When we say an apple falls four meters, we measure movement through space. If it takes one second to fall, we measure movement through time. When we combine them and say the apple takes one second to fall four meters, we measure velocity through spacetime. From simple rules, we construct a game called physics to play with the world around us.
This sounds obvious, but it's easy to overlook obvious things. Like the fact that it would be impossible to measure stuff without light. In our world, light comes from the sun. Without it, we'd have a hard time seeing, let alone measuring how far the apple falls. We'd never know about apples without the sun. They wouldn't grow, and neither would we. Apples wouldn't exist.
Lots of things wouldn't exist, actually. Like time. Think for a second: what is a second anyways? An arbitrary unit of measurement that tracks the movement of the sun.
Everything revolves around the sun. Humanity orients around the sun so it can count how many suns it takes. How many suns it takes to cook breakfast. How many suns it takes to eat. How many suns to build a fire before night falls and it gets cold. Everything we do can be measured in suns. Up and down in an infinite loop. After enough sun cycles (~30,000), we get tired and then we die.
Such is life in our sun-based coordination game: get as much sun as you can before you run out. Some call this finite game of shifting suns "capitalism." I call it saving time.
Time is the great coordinator keeping everything stuck together. And yet we're always complaining about time as if the clock has come unwound.
Humans are bad at keeping time. We're bad a saving it, allocating it, estimating how much time is left. Paradoxically, we spend a lot of time in crypto trying how to figure out how to give it away. Never have enough of it. Constantly losing track of it. Always wishing we had more of it. Wasting it as a result.
Remember that thing you said you'd do tomorrow? Because there wasn't enough time today? You were supposed to meditate, read, write more, but tomorrow never comes.
Remember your very first time rebllion, when you entered the new world? That hot new startup, DAO, community that killed your 9 to 5?
So you work around the clock now. Always on the go. We're a new generation of sun slaves chained to calls in different time zones.
Time is lost. Time is broken. Time is turning away from the sun. I hate losing time more than anything, which is why we made Mochi.
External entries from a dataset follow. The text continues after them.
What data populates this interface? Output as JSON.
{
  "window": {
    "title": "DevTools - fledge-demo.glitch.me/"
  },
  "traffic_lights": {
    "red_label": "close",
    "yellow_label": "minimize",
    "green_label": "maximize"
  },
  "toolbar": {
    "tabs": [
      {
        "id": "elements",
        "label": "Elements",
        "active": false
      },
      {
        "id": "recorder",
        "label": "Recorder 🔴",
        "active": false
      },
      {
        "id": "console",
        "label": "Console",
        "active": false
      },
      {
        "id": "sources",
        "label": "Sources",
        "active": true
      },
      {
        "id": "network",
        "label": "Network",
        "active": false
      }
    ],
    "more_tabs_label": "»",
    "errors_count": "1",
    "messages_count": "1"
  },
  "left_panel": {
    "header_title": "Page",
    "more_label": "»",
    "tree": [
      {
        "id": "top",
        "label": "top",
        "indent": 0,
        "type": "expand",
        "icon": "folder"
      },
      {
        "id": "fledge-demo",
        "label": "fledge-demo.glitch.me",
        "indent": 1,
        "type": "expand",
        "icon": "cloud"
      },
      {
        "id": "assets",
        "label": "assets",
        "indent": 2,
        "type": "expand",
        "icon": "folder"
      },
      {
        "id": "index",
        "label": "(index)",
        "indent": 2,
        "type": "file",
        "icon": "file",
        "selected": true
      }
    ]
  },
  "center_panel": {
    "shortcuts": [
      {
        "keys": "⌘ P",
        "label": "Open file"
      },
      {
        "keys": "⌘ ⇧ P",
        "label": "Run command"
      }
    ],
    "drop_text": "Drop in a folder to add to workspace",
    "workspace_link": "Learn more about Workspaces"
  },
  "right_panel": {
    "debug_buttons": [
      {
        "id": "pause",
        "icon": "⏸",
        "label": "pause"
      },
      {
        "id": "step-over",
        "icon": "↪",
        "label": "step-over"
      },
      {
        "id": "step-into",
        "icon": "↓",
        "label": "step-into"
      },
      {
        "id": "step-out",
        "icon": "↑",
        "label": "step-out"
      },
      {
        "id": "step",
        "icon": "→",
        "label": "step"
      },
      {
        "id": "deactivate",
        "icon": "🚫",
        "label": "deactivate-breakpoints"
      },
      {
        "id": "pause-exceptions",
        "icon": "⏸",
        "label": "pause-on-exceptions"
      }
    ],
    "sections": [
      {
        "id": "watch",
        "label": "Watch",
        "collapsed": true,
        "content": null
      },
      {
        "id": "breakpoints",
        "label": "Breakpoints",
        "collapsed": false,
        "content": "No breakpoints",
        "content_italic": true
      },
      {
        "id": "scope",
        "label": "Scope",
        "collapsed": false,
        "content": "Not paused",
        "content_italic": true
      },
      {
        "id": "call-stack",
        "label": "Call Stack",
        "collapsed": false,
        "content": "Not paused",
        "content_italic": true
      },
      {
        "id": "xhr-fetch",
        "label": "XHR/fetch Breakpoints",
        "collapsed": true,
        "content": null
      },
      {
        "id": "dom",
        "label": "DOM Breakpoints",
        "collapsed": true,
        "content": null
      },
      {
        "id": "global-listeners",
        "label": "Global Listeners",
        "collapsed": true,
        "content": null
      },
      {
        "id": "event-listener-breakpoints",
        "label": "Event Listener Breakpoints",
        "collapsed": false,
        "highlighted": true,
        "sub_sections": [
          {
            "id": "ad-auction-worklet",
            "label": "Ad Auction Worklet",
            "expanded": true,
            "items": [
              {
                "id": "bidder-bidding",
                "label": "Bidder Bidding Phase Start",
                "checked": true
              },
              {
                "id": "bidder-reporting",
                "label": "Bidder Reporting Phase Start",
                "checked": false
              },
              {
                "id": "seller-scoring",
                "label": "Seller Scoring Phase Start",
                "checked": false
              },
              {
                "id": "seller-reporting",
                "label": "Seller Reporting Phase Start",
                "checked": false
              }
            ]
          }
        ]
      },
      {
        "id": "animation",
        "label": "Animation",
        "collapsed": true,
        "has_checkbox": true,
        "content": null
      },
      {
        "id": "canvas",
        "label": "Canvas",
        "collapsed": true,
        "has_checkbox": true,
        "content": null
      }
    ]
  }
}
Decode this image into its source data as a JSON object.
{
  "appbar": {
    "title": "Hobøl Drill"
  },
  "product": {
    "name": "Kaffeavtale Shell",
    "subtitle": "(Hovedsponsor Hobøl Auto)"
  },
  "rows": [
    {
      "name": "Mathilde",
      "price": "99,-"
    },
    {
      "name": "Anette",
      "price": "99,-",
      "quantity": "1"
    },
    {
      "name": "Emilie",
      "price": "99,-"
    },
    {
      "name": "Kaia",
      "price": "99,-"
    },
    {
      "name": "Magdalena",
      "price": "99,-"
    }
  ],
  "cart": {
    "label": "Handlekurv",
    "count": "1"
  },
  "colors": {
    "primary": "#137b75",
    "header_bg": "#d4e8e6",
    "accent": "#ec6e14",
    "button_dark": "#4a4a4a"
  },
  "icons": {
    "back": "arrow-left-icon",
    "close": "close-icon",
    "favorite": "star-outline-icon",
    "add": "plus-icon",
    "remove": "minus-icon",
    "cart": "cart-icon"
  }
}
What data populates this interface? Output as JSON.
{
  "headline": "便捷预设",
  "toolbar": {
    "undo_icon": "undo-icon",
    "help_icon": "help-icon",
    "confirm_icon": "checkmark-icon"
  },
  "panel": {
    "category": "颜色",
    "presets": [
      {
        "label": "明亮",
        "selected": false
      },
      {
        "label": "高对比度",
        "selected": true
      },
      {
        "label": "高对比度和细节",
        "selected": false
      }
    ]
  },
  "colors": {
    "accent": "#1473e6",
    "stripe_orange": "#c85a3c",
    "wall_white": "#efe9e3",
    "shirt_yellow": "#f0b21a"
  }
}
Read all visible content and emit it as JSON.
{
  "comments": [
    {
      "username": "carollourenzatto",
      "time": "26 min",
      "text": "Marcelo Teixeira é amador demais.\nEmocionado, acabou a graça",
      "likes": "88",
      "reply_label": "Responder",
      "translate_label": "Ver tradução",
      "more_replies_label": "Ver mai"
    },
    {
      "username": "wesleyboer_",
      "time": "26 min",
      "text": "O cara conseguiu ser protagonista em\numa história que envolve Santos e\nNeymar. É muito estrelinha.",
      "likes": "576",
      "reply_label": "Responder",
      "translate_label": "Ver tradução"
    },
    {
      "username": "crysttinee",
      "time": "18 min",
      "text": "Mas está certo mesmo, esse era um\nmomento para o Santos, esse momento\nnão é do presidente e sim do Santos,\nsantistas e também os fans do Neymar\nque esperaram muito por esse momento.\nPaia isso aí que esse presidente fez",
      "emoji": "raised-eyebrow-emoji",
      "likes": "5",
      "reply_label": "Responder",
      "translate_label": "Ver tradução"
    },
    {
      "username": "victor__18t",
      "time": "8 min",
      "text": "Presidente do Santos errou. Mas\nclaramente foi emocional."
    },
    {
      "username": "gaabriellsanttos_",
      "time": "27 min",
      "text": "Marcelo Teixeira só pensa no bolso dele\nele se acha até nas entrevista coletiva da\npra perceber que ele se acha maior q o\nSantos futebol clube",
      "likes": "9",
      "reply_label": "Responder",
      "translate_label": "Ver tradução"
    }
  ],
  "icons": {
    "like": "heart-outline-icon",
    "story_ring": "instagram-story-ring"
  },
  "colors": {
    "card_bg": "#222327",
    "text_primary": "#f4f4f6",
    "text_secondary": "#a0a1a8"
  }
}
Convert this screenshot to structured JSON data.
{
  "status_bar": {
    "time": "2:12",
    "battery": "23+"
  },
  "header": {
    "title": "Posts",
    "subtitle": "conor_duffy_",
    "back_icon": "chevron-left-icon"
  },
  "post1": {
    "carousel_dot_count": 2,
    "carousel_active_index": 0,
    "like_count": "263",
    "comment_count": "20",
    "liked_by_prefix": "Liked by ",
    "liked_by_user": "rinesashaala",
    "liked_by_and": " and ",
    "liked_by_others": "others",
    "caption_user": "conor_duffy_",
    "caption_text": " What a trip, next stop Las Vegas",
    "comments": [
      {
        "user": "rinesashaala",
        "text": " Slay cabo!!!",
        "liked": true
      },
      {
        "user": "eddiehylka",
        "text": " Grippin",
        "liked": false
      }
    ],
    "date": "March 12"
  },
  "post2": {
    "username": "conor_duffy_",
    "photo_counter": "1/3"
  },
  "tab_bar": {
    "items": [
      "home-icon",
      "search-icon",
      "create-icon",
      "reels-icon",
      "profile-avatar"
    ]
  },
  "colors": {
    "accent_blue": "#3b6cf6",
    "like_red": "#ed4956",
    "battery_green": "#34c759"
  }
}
Mochi is a coordination game that saves time and helps you stick together. We help DAOs and decentralized teams spend less time coordinating and more getting stuff done. Mochi takes lost time, makes it visible, and redistributes it for the public good. Simple rules for a simple coordination game that saves your remaining suns.
Let's save the world together, shall we? But first, let's save time.